Congress vice-president keen to make new secretaries more accountable
If Sunday’s shake-up in the Congress organisation has brought down the average age of the office-bearers, the new Council of Ministers definitely looks greyer. But if there is a common thread that binds the two sets of changes, it is the premium the party will now put on elected members.
The 44 new party secretaries — 26 of whom have been freshly inducted — for instance, include at least 15 Lok Sabha MPs and 13 MLAs: some others are ex-MLAs and some are currently active in the youth wings.
Similarly, of the eight Ministers sworn in on Monday, five are from the Lok Sabha, three from the Rajya Sabha. And of the five Lok Sabha members, one is a nine-time MP, two have won five elections, one four, and one three. Of the three Rajya Sabha members, two have been elected to the Lower House in the past.
Departure from the past
A party general secretary told The Hindu: “Rahul Gandhi sets great store by those who can get elected.” The six-month-old vice-president, he added, is also determined to make the new secretaries more accountable: so, in a departure from the past, each secretary attached to a general secretary has been already assigned a State or responsibility.
This is apparently in response to party secretaries complaining to Mr. Gandhi that they are not given much work.
Another key change is the appointment of a relatively young Ajay Maken to head the media department — now renamed the communications department: in addition, the publications and publicity department, till now monitored by Digvijay Singh, has been assigned to Mr. Maken as well for greater cohesion. He has already got down to work: on Tuesday, he held a meeting of all party spokespersons as well as those who are part of the panel that can speak on behalf of the party on TV. The daily meetings that had virtually stopped will be revived, party sources said. Only the eight party spokespersons, it was stressed, can respond on behalf of the party on emerging issues: the TV panellists can only participate in studio discussions.
For the beleaguered Congress, one of its greatest failures over the last four years has been its poor public profile caused as much by the slew of scams as the lack of attention to communication with the public. Mr. Maken, therefore, has his work cut out for him.

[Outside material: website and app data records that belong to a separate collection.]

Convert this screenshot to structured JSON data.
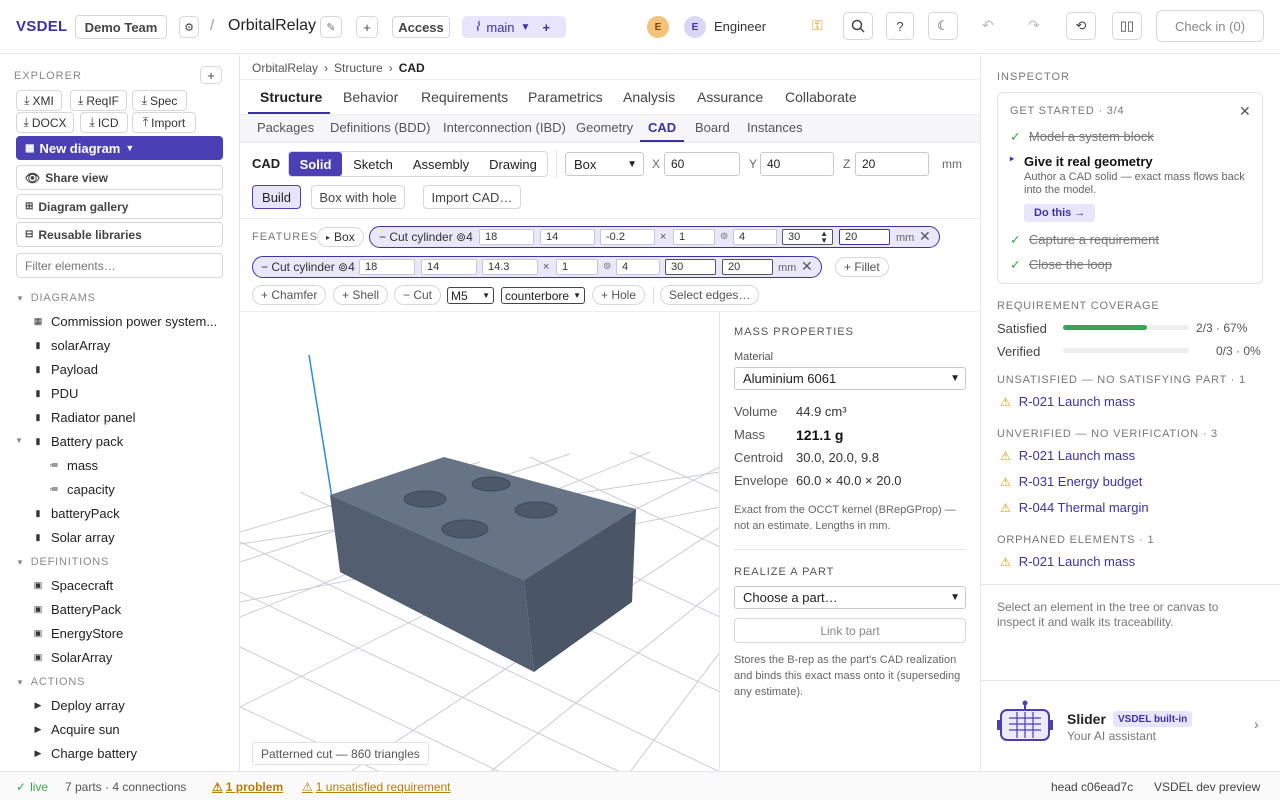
{
  "app": {
    "logo": "VSDEL",
    "team": "Demo Team",
    "project": "OrbitalRelay",
    "access": "Access",
    "branch": "main"
  },
  "header": {
    "avatar1": "E",
    "avatar2": "E",
    "role": "Engineer",
    "check_in": "Check in (0)"
  },
  "explorer": {
    "title": "EXPLORER",
    "buttons": [
      "XMI",
      "ReqIF",
      "Spec",
      "DOCX",
      "ICD",
      "Import"
    ],
    "new_diagram": "New diagram",
    "share_view": "Share view",
    "gallery": "Diagram gallery",
    "libraries": "Reusable libraries",
    "filter_placeholder": "Filter elements…",
    "diagrams_label": "DIAGRAMS",
    "diagrams": [
      "Commission power system...",
      "solarArray",
      "Payload",
      "PDU",
      "Radiator panel",
      "Battery pack",
      "mass",
      "capacity",
      "batteryPack",
      "Solar array"
    ],
    "definitions_label": "DEFINITIONS",
    "definitions": [
      "Spacecraft",
      "BatteryPack",
      "EnergyStore",
      "SolarArray"
    ],
    "actions_label": "ACTIONS",
    "actions": [
      "Deploy array",
      "Acquire sun",
      "Charge battery"
    ]
  },
  "breadcrumb": [
    "OrbitalRelay",
    "Structure",
    "CAD"
  ],
  "tabs": [
    "Structure",
    "Behavior",
    "Requirements",
    "Parametrics",
    "Analysis",
    "Assurance",
    "Collaborate"
  ],
  "subtabs": [
    "Packages",
    "Definitions (BDD)",
    "Interconnection (IBD)",
    "Geometry",
    "CAD",
    "Board",
    "Instances"
  ],
  "cad": {
    "label": "CAD",
    "modes": [
      "Solid",
      "Sketch",
      "Assembly",
      "Drawing"
    ],
    "shape": "Box",
    "x_label": "X",
    "x": "60",
    "y_label": "Y",
    "y": "40",
    "z_label": "Z",
    "z": "20",
    "unit": "mm",
    "build": "Build",
    "box_hole": "Box with hole",
    "import": "Import CAD…",
    "features_label": "FEATURES",
    "box_chip": "Box",
    "feature1": {
      "name": "Cut cylinder ⊚4",
      "v": [
        "18",
        "14",
        "-0.2",
        "1",
        "4",
        "30",
        "20"
      ]
    },
    "feature2": {
      "name": "Cut cylinder ⊚4",
      "v": [
        "18",
        "14",
        "14.3",
        "1",
        "4",
        "30",
        "20"
      ]
    },
    "times": "×",
    "circ": "⊚",
    "mm": "mm",
    "fillet": "+ Fillet",
    "chamfer": "+ Chamfer",
    "shell": "+ Shell",
    "cut": "− Cut",
    "m5": "M5",
    "counterbore": "counterbore",
    "hole": "+ Hole",
    "edges": "Select edges…",
    "viewport_caption": "Patterned cut — 860 triangles"
  },
  "mass": {
    "title": "MASS PROPERTIES",
    "material_label": "Material",
    "material": "Aluminium 6061",
    "volume_k": "Volume",
    "volume": "44.9 cm³",
    "mass_k": "Mass",
    "mass": "121.1 g",
    "centroid_k": "Centroid",
    "centroid": "30.0, 20.0, 9.8",
    "envelope_k": "Envelope",
    "envelope": "60.0 × 40.0 × 20.0",
    "note": "Exact from the OCCT kernel (BRepGProp) — not an estimate. Lengths in mm.",
    "realize_title": "REALIZE A PART",
    "part_select": "Choose a part…",
    "link": "Link to part",
    "realize_note": "Stores the B-rep as the part's CAD realization and binds this exact mass onto it (superseding any estimate)."
  },
  "inspector": {
    "title": "INSPECTOR",
    "get_started": "GET STARTED · 3/4",
    "step1": "Model a system block",
    "step2": "Give it real geometry",
    "step2_desc": "Author a CAD solid — exact mass flows back into the model.",
    "do_this": "Do this →",
    "step3": "Capture a requirement",
    "step4": "Close the loop",
    "coverage_title": "REQUIREMENT COVERAGE",
    "satisfied_k": "Satisfied",
    "satisfied": "2/3 · 67%",
    "satisfied_frac": 0.67,
    "verified_k": "Verified",
    "verified": "0/3 · 0%",
    "verified_frac": 0,
    "unsat_title": "UNSATISFIED — NO SATISFYING PART · 1",
    "unsat": [
      "R-021 Launch mass"
    ],
    "unver_title": "UNVERIFIED — NO VERIFICATION · 3",
    "unver": [
      "R-021 Launch mass",
      "R-031 Energy budget",
      "R-044 Thermal margin"
    ],
    "orphan_title": "ORPHANED ELEMENTS · 1",
    "orphan": [
      "R-021 Launch mass"
    ],
    "hint": "Select an element in the tree or canvas to inspect it and walk its traceability.",
    "slider_name": "Slider",
    "slider_badge": "VSDEL built-in",
    "slider_sub": "Your AI assistant"
  },
  "footer": {
    "live": "live",
    "stats": "7 parts · 4 connections",
    "problem": "1 problem",
    "unsat": "1 unsatisfied requirement",
    "head": "head c06ead7c",
    "preview": "VSDEL dev preview"
  },
  "colors": {
    "accent": "#3b32a8",
    "success": "#3aa655",
    "warn": "#d99a00"
  }
}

Of the 12 new general secretaries, only five have survived from the previous tenure — B.K. Hariprasad, Mr. Digvijay Singh, Janardan Dwivedi, Madhusudan Mistry and Mukul Wasnik. But the changes have seen only Mr. Mistry, the rising star, gaining ground, being made charge of Uttar Pradesh and the Central Election Committee, shortly after the party wrested Karnataka back from the BJP: Mr. Mistry was in charge of the southern State. Of the remaining four, three have seen a diminution of their responsibilities while the last, Mr. Dwivedi — once a key figure in the party, along with Congress president Sonia Gandhi’s political secretary — saw a serious decrease in his work. He has exchanged the chairmanship of the media department for behind-the-scenes administrative work.

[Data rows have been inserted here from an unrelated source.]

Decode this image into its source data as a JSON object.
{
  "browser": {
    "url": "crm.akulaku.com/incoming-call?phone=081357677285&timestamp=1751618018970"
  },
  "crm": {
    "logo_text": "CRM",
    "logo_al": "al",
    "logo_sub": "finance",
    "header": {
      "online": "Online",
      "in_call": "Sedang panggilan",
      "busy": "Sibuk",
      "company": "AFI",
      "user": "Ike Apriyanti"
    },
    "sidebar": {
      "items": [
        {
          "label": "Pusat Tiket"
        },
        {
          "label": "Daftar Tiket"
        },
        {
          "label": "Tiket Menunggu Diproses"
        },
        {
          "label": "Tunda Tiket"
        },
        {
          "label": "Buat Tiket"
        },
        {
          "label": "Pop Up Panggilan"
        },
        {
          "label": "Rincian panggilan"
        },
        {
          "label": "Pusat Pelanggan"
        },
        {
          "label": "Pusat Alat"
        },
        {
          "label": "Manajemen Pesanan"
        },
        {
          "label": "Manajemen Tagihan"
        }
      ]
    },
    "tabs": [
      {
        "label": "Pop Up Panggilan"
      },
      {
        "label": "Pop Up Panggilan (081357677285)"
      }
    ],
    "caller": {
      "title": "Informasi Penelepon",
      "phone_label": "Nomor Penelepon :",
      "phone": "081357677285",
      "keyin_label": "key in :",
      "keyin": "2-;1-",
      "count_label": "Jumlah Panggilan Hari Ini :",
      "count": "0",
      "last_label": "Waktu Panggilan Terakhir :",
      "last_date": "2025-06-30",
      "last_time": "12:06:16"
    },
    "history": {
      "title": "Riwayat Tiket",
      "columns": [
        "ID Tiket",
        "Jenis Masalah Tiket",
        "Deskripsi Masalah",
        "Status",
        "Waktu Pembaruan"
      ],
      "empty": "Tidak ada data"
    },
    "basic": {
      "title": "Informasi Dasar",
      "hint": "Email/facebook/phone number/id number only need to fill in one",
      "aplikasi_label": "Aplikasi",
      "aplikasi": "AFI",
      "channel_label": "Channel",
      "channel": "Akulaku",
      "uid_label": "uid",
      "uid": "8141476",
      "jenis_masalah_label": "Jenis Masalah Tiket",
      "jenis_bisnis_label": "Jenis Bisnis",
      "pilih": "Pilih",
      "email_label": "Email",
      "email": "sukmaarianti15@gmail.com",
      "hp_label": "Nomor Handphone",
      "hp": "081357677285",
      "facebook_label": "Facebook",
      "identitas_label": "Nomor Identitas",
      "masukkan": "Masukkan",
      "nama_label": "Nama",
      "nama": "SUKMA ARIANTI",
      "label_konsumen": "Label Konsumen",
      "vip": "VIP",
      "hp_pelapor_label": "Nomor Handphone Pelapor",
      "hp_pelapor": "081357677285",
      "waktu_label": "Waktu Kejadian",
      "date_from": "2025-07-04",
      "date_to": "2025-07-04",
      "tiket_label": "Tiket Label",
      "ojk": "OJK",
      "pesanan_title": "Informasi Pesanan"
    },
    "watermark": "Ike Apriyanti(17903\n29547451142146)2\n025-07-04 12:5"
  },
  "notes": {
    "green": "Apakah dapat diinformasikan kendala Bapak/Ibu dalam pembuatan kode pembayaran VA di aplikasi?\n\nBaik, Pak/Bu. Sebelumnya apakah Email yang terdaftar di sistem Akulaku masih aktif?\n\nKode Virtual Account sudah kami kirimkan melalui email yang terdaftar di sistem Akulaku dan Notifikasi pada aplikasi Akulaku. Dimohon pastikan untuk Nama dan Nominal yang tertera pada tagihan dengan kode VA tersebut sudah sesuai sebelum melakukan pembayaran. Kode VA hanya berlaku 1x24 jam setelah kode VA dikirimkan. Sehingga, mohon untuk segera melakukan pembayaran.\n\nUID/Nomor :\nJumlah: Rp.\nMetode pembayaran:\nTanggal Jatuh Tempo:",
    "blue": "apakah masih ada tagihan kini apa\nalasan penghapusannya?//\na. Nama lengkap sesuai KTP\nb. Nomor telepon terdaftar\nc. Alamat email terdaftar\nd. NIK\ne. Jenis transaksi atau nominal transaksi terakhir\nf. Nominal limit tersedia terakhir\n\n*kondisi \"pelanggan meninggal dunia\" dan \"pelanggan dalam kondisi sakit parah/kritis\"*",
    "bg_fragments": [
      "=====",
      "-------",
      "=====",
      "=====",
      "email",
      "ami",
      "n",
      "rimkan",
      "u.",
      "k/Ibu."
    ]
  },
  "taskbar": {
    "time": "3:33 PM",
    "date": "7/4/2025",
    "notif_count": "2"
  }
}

Mr. Mistry and two of the new general secretaries, C.P. Joshi and Mohan Prakash, are believed in party circles to be Mr. Gandhi’s favourites: the personalities of the three men vary, but all three are good at either spewing statistics or spinning new caste formulas, or both. If Mr. Mistry has Karnataka in his pocket to boast of, Mr. Prakash’s disastrous Kurmi-Muslim formula for the Uttar Pradesh Assembly elections last year has become a joke in the party. Dr. Joshi was, of course, the Rajasthan chief when the party won the Assembly elections five years ago, but his record as a Central Minister has not been worth commenting on. But the party vice-president evidently enjoys a certain comfort level with all three: in the case of Mr. Mistry, who is also monitoring the panel of candidates for the next Lok Sabha elections, a plus point is that he is not part of any faction or group in the party.
Of course, placing a premium on elected representatives as party office-bearers and ministers could send a positive signal in the party. But whether these changes will yield the results expected, only the next 12 months will tell.